== Segment start ==

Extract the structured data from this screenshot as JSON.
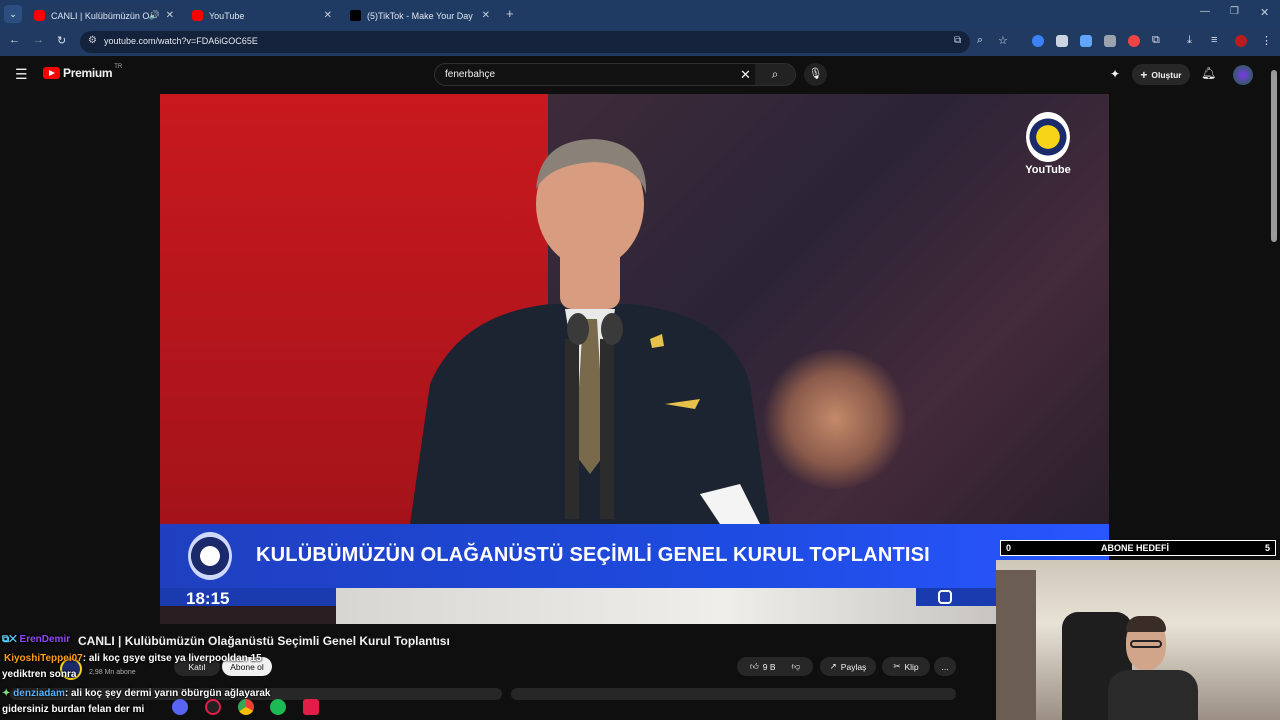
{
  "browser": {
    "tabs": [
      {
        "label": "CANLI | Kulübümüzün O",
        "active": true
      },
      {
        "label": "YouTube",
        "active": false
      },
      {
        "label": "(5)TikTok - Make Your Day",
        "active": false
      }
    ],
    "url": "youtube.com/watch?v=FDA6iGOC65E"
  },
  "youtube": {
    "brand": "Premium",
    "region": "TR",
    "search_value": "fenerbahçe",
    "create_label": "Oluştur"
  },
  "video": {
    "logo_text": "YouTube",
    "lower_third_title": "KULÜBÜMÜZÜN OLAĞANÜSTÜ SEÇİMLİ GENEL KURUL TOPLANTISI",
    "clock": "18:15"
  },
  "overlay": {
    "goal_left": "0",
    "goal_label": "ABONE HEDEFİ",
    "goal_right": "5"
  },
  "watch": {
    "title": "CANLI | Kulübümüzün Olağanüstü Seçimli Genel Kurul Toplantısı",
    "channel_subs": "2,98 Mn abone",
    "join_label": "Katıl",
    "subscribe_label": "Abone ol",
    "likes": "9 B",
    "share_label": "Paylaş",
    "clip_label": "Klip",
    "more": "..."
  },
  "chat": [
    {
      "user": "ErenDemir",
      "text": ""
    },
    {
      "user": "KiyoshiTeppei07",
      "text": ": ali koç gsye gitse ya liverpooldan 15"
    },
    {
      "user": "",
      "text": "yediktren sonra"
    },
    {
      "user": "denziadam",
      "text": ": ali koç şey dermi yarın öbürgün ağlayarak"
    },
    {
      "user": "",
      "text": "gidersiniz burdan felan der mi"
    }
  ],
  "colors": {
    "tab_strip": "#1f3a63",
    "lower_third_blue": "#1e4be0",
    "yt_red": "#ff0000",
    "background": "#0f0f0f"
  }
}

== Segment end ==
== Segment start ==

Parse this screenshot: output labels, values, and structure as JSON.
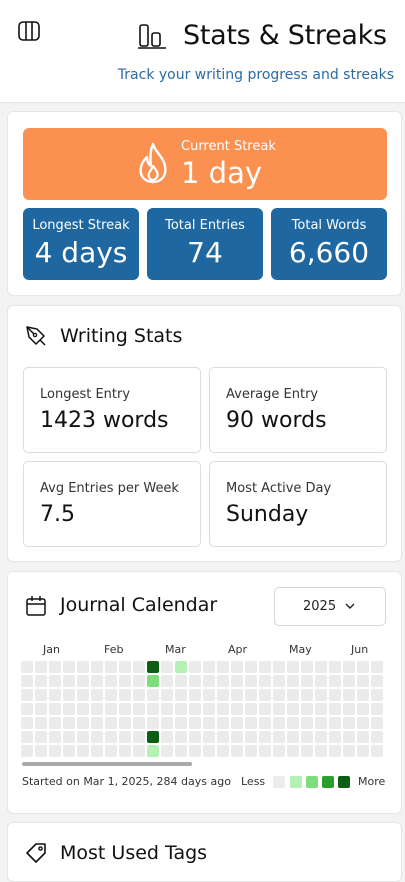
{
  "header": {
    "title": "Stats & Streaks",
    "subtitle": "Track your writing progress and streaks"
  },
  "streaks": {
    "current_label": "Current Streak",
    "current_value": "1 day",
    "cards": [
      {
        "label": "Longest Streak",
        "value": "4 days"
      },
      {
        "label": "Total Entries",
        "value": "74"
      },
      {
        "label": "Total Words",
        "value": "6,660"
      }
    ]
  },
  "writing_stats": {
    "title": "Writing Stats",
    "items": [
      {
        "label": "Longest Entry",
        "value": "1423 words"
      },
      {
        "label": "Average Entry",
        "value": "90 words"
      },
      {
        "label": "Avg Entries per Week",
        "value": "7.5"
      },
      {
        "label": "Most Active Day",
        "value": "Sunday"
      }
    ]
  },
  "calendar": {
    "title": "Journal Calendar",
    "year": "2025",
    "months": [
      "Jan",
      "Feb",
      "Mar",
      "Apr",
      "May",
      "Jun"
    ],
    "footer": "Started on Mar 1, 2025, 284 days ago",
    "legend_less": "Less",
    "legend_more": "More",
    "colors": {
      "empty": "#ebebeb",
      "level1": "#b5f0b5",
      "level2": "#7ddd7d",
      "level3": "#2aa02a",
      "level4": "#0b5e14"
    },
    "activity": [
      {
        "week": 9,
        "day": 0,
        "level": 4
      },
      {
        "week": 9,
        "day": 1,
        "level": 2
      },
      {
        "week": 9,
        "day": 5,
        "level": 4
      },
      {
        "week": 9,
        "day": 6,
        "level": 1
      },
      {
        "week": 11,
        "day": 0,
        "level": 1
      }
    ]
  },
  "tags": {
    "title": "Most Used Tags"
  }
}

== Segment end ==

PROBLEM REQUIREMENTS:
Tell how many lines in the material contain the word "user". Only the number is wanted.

RESULT FOR THIS EXERCISE:
5